Yelapa: what to expect from a place with an established lack of law-enforcement and reputation for indulgence. We stayed for a few more days, burying our stern hook on the beach and using the anchor line to ferry the dinghy back and forth. We walked to the furthest waterfall on the main street next to the river and played in the novelty that is fresh water. When it came time to leave it took a Herculean effort to raise the forward anchor; it’s not enough that the boat kept bucking in the swell, the steep incline of sand kept catching the anchor while it is pulled up. However Michael, as usual, literally pulled through and we were on our way back to La Cruz.

After Michael’s injury and since I kept being so thoroughly destroyed by lifting the anchor solo, we developed a technique that saves both our backs and involves heaving the rode in together. Sunday, with a fresh NW wind we weighed anchor and left Punta Mita under sail. We were having some trouble raising the main beam-to the wind when all of a sudden, Ralph, the gasoline/diesel hating Punta Mita fixture who sails his dinghy with a wind surfing rig to and from his 30ft boat, Monkey, shouted:

“Release the traveler!”
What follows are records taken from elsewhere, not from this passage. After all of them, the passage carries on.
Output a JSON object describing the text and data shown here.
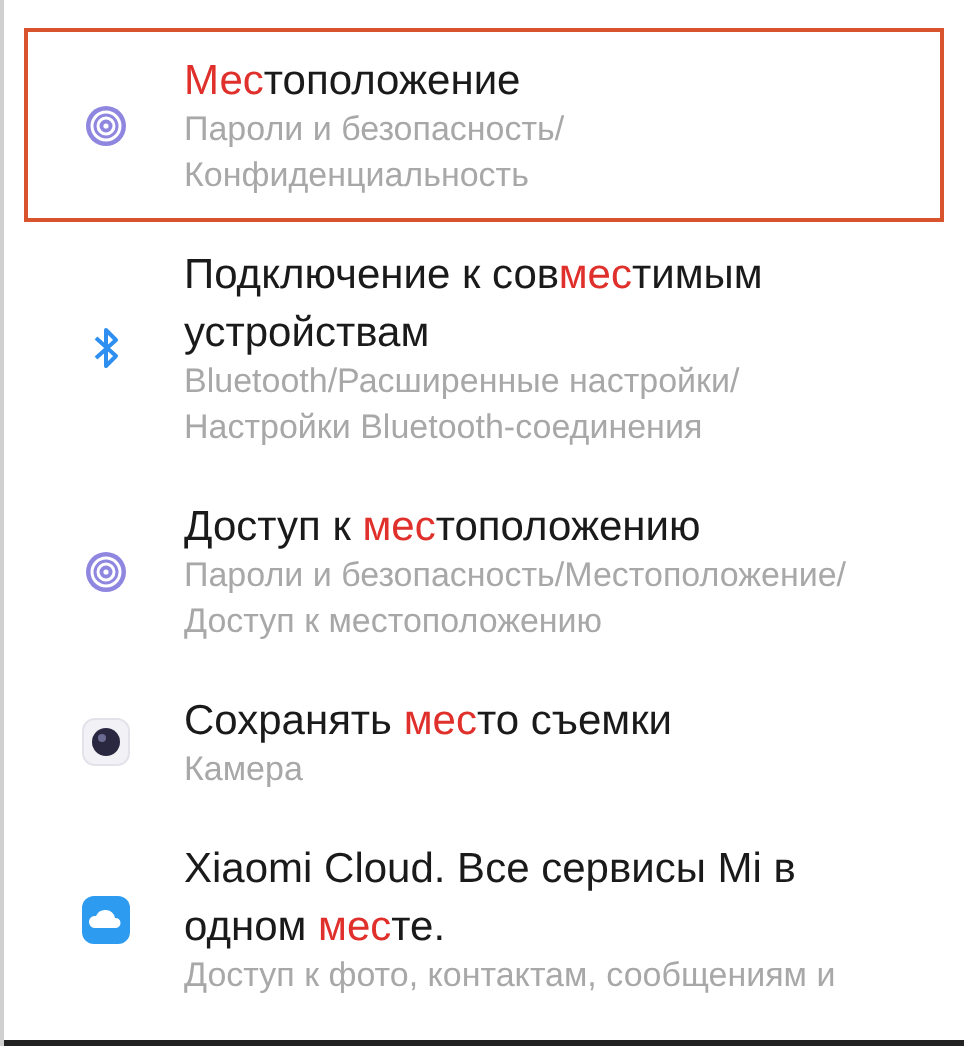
{
  "results": [
    {
      "kind": "fingerprint",
      "selected": true,
      "title": [
        {
          "text": "Мес",
          "match": true
        },
        {
          "text": "тоположение",
          "match": false
        }
      ],
      "subtitle": "Пароли и безопасность/\nКонфиденциальность"
    },
    {
      "kind": "bluetooth",
      "selected": false,
      "title": [
        {
          "text": "Подключение к сов",
          "match": false
        },
        {
          "text": "мес",
          "match": true
        },
        {
          "text": "тимым\nустройствам",
          "match": false
        }
      ],
      "subtitle": "Bluetooth/Расширенные настройки/\nНастройки Bluetooth-соединения"
    },
    {
      "kind": "fingerprint",
      "selected": false,
      "title": [
        {
          "text": "Доступ к ",
          "match": false
        },
        {
          "text": "мес",
          "match": true
        },
        {
          "text": "тоположению",
          "match": false
        }
      ],
      "subtitle": "Пароли и безопасность/Местоположение/\nДоступ к местоположению"
    },
    {
      "kind": "camera",
      "selected": false,
      "title": [
        {
          "text": "Сохранять ",
          "match": false
        },
        {
          "text": "мес",
          "match": true
        },
        {
          "text": "то съемки",
          "match": false
        }
      ],
      "subtitle": "Камера"
    },
    {
      "kind": "cloud",
      "selected": false,
      "title": [
        {
          "text": "Xiaomi Cloud. Все сервисы Mi в\nодном ",
          "match": false
        },
        {
          "text": "мес",
          "match": true
        },
        {
          "text": "те.",
          "match": false
        }
      ],
      "subtitle": "Доступ к фото, контактам, сообщениям и"
    }
  ]
}
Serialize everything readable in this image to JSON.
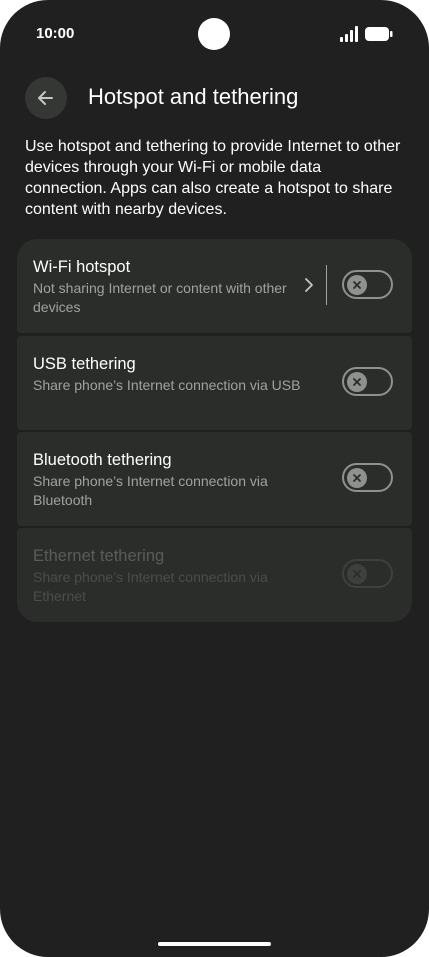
{
  "status_bar": {
    "time": "10:00",
    "signal_icon": "signal-icon",
    "battery_icon": "battery-icon"
  },
  "header": {
    "back_icon": "arrow-back-icon",
    "title": "Hotspot and tethering"
  },
  "description": "Use hotspot and tethering to provide Internet to other devices through your Wi-Fi or mobile data connection. Apps can also create a hotspot to share content with nearby devices.",
  "items": [
    {
      "title": "Wi-Fi hotspot",
      "subtitle": "Not sharing Internet or content with other devices",
      "enabled": true,
      "toggle_on": false,
      "has_chevron": true
    },
    {
      "title": "USB tethering",
      "subtitle": "Share phone’s Internet connection via USB",
      "enabled": true,
      "toggle_on": false
    },
    {
      "title": "Bluetooth tethering",
      "subtitle": "Share phone’s Internet connection via Bluetooth",
      "enabled": true,
      "toggle_on": false
    },
    {
      "title": "Ethernet tethering",
      "subtitle": "Share phone’s Internet connection via Ethernet",
      "enabled": false,
      "toggle_on": false
    }
  ],
  "colors": {
    "background": "#1f201f",
    "card": "#2b2d2b",
    "text_primary": "#ffffff",
    "text_secondary": "#9fa39f",
    "toggle_off": "#8e918e"
  }
}
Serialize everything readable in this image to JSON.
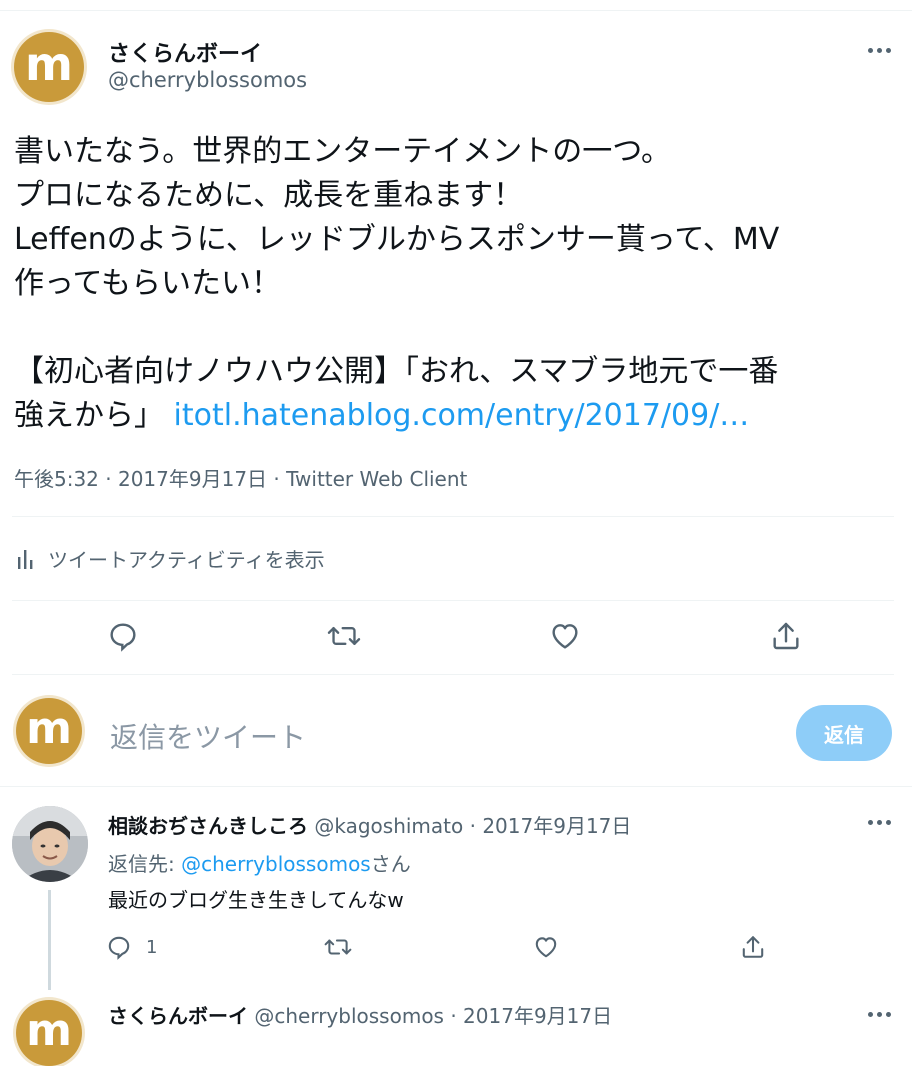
{
  "tweet": {
    "author_name": "さくらんボーイ",
    "author_handle": "@cherryblossomos",
    "avatar_letter": "m",
    "body_lines": [
      "書いたなう。世界的エンターテイメントの一つ。",
      "プロになるために、成長を重ねます！",
      "Leffenのように、レッドブルからスポンサー貰って、MV",
      "作ってもらいたい！"
    ],
    "body_line5": "【初心者向けノウハウ公開】「おれ、スマブラ地元で一番",
    "body_line6_text": "強えから」 ",
    "link_text": "itotl.hatenablog.com/entry/2017/09/…",
    "meta": "午後5:32 · 2017年9月17日 · Twitter Web Client",
    "activity_label": "ツイートアクティビティを表示"
  },
  "reply_box": {
    "placeholder": "返信をツイート",
    "button_label": "返信",
    "avatar_letter": "m"
  },
  "reply1": {
    "name": "相談おぢさんきしころ",
    "handle_date": "@kagoshimato · 2017年9月17日",
    "reply_to_prefix": "返信先: ",
    "reply_to_handle": "@cherryblossomos",
    "reply_to_suffix": "さん",
    "text": "最近のブログ生き生きしてんなw",
    "reply_count": "1"
  },
  "reply2": {
    "name": "さくらんボーイ",
    "handle_date": "@cherryblossomos · 2017年9月17日",
    "avatar_letter": "m"
  },
  "colors": {
    "accent": "#1d9bf0",
    "reply_button_bg": "#8ecdf8",
    "avatar": "#c99a3a",
    "secondary_text": "#536471",
    "divider": "#eff3f4"
  }
}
And we were off. Never once turning the motor on, we made it to Chacala, 35 miles up the coast, about 9 hours later.

 

 

 

Advertisements